*** Data extract ***

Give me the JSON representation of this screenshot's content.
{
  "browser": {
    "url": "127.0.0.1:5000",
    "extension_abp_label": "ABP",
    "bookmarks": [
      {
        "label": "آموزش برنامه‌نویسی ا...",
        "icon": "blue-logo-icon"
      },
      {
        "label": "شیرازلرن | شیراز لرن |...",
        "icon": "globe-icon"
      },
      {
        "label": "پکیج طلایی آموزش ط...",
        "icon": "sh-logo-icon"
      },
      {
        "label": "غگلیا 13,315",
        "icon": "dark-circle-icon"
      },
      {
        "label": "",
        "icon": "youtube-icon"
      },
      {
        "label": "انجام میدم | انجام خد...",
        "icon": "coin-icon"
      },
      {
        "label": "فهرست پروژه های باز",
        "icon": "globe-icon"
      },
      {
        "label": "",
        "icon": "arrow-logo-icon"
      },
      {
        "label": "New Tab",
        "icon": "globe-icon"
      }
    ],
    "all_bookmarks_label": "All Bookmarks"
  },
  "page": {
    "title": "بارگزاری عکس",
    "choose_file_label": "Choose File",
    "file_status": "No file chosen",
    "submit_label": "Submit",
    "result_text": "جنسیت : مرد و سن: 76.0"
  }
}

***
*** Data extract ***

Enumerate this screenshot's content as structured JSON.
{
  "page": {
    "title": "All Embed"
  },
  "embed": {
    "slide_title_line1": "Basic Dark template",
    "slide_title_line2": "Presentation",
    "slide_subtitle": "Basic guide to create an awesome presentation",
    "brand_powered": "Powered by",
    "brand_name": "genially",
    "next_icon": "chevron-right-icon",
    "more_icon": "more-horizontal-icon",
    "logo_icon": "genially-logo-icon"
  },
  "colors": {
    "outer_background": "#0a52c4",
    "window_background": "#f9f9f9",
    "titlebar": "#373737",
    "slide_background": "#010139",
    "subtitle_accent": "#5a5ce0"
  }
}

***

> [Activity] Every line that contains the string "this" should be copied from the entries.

> [Result]
Give me the JSON representation of this screenshot's content.
Enumerate this screenshot's content as structured JSON.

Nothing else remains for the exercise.